By the late 1960s, the building was given a facelift with white marble and black serpentine, which is still present on the building’s exterior today. In the 1970s, a 2-acre, eight-block indoor mall was built, surrounding the building and attached on all sides, which effectively preserved the structure. To create what would be known as the Muskegon Mall, four additional historic buildings were treated similarly, but dozens of other buildings were demolished to build the modern mall. As was common in the late 1990s, large outlet malls and suburban malls caused the Muskegon Mall to fail and, by 2003, the largely empty mall was scheduled to be demolished. With the fierce support of community members, the Hackley Union Bank Building was saved.
Despite the unique opportunity to be redeveloped (including a time when the price of the property was just $200,000), for many years, developers passed on the vacant building. Parkland Properties purchased the building for $1 in 2008 with the intent to transform it into condominiums. Jon Rooks, Parkland Properties’ president, was initially attracted to the building because of its rich history, height, and quality, in addition to its proximity to public transportation, shopping, entertainment, restaurants and two colleges.
When the economy spiraled in 2008, Rooks had to postpone his plans to convert the building and, for the next nine years, it remained unoccupied while Rooks hoped someone would buy it, spurring development in the area.
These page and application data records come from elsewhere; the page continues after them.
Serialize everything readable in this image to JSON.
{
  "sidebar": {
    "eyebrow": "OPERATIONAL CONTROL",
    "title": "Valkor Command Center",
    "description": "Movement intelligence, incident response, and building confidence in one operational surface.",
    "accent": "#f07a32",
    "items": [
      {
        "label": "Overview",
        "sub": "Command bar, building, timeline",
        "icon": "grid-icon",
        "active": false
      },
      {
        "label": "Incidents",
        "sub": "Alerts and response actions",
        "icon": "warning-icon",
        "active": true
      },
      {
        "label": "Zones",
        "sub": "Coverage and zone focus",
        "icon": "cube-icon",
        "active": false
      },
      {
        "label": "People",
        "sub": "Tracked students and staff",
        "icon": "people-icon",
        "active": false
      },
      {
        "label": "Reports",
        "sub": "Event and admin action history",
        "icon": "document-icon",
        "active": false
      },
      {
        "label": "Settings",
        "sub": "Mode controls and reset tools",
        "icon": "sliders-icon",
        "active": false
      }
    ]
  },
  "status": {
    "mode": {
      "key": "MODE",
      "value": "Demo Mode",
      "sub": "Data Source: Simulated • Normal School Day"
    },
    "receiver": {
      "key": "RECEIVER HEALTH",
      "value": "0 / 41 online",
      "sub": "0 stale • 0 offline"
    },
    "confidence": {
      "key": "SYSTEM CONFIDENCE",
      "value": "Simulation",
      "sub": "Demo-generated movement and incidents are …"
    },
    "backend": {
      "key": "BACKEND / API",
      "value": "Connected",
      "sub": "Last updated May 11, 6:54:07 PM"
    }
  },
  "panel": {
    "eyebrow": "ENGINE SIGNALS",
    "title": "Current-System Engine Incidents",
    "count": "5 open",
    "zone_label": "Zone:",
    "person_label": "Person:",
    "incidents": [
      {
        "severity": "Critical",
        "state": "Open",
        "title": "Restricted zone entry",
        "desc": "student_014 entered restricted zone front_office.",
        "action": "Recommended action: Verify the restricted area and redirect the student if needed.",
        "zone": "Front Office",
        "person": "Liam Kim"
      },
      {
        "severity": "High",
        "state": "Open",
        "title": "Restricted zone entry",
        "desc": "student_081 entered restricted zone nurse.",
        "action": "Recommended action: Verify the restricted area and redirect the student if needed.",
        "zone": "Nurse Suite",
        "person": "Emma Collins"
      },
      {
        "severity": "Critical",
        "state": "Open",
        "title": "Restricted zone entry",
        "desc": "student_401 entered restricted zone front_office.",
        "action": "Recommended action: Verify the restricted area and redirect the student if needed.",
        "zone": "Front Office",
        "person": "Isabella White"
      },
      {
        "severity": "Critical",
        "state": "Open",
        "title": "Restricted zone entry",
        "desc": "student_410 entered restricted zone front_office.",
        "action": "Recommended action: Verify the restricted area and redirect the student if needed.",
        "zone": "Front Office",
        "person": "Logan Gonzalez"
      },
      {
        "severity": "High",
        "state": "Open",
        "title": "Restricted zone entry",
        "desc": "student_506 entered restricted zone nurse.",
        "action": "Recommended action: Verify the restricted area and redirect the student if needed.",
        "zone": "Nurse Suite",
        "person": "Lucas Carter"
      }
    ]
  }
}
As factories and industry closed on the shores of Muskegon Lake, the focus largely shifted to residential development in the urban core, spurring more than $50 million in construction activity, in hopes of drawing people downtown to live and further support businesses and retail. Still, no investors were interested in purchasing the Hackley Building because of architectural challenges and perceived construction risk.
In 2017, recognizing the increasing demand for downtown housing, Parkland Properties representatives made the decision to complete the project.
In Search of Civil War Gold
The Hackley Building was featured on a 2019 episode of the History Channel’s “The Curse of Civil War Gold”. A team from the show believed the building’s namesake, Charles Hackley, had acquired the Confederate’s Civil War gold after the war ended. During the Civil War, Muskegon, Mich., had more millionaires per capita than any other city in the nation, and Hackley, who was a lumber baron, was one of these millionaires. The History Channel team thought some of the gold was hidden in the Hackley Building’s basement behind clay walls or in one of the existing vaults. Ultimately, the History Channel team did not find any gold hidden in the building.
ARCHITECT AND INTERIOR DESIGNER // Ghafari Associates LLC
GENERAL CONTRACTOR // Visser Brothers
MEP ENGINEER // Classic Engineering
STRUCTURAL ENGINEER // JDH Engineering
APARTMENT STAGING, LOBBY FIXTURES AND ARTWORK // Tylor Devereaux Interior Design
CARPET // Lure 18585 and Azure Heather from Shaw Contract
WALLCOVERING // Sway in Firefly from Knoll
CERAMIC BACKSPLASH // Expression in Dusk from Ceramic Tiles International
LUXURY VINYL TILE // Silver Spur Oak Embossed from Eagle Creek
CABINETRY // Avenue Laminate Cabinetry in Classic White from Armstrong Advanta
ACOUSTIC CEILING TILE // Armstrong Ceiling & Wall Solutions
HEAT PUMPS // Carrier